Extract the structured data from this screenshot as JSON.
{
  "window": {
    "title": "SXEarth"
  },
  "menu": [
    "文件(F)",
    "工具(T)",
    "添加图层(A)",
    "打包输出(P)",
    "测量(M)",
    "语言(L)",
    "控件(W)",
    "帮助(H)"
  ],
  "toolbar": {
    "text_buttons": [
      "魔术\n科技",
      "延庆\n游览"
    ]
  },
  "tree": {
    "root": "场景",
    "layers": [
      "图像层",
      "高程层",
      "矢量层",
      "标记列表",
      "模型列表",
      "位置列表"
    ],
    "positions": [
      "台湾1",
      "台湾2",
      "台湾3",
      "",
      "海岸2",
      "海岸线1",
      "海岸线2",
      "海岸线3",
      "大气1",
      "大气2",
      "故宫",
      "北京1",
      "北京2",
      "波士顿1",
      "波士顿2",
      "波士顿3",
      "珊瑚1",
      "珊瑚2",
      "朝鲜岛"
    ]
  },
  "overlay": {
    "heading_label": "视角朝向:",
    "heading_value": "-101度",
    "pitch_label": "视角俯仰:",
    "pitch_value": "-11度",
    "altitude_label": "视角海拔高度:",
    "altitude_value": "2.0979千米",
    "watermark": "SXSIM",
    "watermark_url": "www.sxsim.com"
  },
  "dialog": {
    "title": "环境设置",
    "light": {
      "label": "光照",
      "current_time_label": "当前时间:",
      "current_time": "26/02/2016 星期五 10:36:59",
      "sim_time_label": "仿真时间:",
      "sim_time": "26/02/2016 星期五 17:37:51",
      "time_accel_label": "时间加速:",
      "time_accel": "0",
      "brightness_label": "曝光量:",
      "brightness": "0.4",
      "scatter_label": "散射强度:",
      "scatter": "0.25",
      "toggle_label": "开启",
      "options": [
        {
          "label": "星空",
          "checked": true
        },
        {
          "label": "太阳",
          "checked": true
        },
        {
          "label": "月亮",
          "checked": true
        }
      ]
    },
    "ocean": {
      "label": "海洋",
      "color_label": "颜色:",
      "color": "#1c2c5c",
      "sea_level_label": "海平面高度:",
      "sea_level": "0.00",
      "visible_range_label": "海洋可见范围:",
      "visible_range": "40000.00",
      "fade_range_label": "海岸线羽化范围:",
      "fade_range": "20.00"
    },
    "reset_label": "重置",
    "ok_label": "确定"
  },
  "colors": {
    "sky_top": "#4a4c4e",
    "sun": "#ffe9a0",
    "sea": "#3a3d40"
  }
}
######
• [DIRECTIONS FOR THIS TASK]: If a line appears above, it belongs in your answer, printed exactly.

• [TASK ANSWER]:
Extract the structured data from this screenshot as JSON.
{
  "window": {
    "title": "SXEarth"
  },
  "menu": [
    "文件(F)",
    "工具(T)",
    "添加图层(A)",
    "打包输出(P)",
    "测量(M)",
    "语言(L)",
    "控件(W)",
    "帮助(H)"
  ],
  "toolbar": {
    "text_buttons": [
      "魔术\n科技",
      "延庆\n游览"
    ]
  },
  "tree": {
    "root": "场景",
    "layers": [
      "图像层",
      "高程层",
      "矢量层",
      "标记列表",
      "模型列表",
      "位置列表"
    ],
    "positions": [
      "台湾1",
      "台湾2",
      "台湾3",
      "",
      "海岸2",
      "海岸线1",
      "海岸线2",
      "海岸线3",
      "大气1",
      "大气2",
      "故宫",
      "北京1",
      "北京2",
      "波士顿1",
      "波士顿2",
      "波士顿3",
      "珊瑚1",
      "珊瑚2",
      "朝鲜岛"
    ]
  },
  "overlay": {
    "heading_label": "视角朝向:",
    "heading_value": "-101度",
    "pitch_label": "视角俯仰:",
    "pitch_value": "-11度",
    "altitude_label": "视角海拔高度:",
    "altitude_value": "2.0979千米",
    "watermark": "SXSIM",
    "watermark_url": "www.sxsim.com"
  },
  "dialog": {
    "title": "环境设置",
    "light": {
      "label": "光照",
      "current_time_label": "当前时间:",
      "current_time": "26/02/2016 星期五 10:36:59",
      "sim_time_label": "仿真时间:",
      "sim_time": "26/02/2016 星期五 17:37:51",
      "time_accel_label": "时间加速:",
      "time_accel": "0",
      "brightness_label": "曝光量:",
      "brightness": "0.4",
      "scatter_label": "散射强度:",
      "scatter": "0.25",
      "toggle_label": "开启",
      "options": [
        {
          "label": "星空",
          "checked": true
        },
        {
          "label": "太阳",
          "checked": true
        },
        {
          "label": "月亮",
          "checked": true
        }
      ]
    },
    "ocean": {
      "label": "海洋",
      "color_label": "颜色:",
      "color": "#1c2c5c",
      "sea_level_label": "海平面高度:",
      "sea_level": "0.00",
      "visible_range_label": "海洋可见范围:",
      "visible_range": "40000.00",
      "fade_range_label": "海岸线羽化范围:",
      "fade_range": "20.00"
    },
    "reset_label": "重置",
    "ok_label": "确定"
  },
  "colors": {
    "sky_top": "#4a4c4e",
    "sun": "#ffe9a0",
    "sea": "#3a3d40"
  }
}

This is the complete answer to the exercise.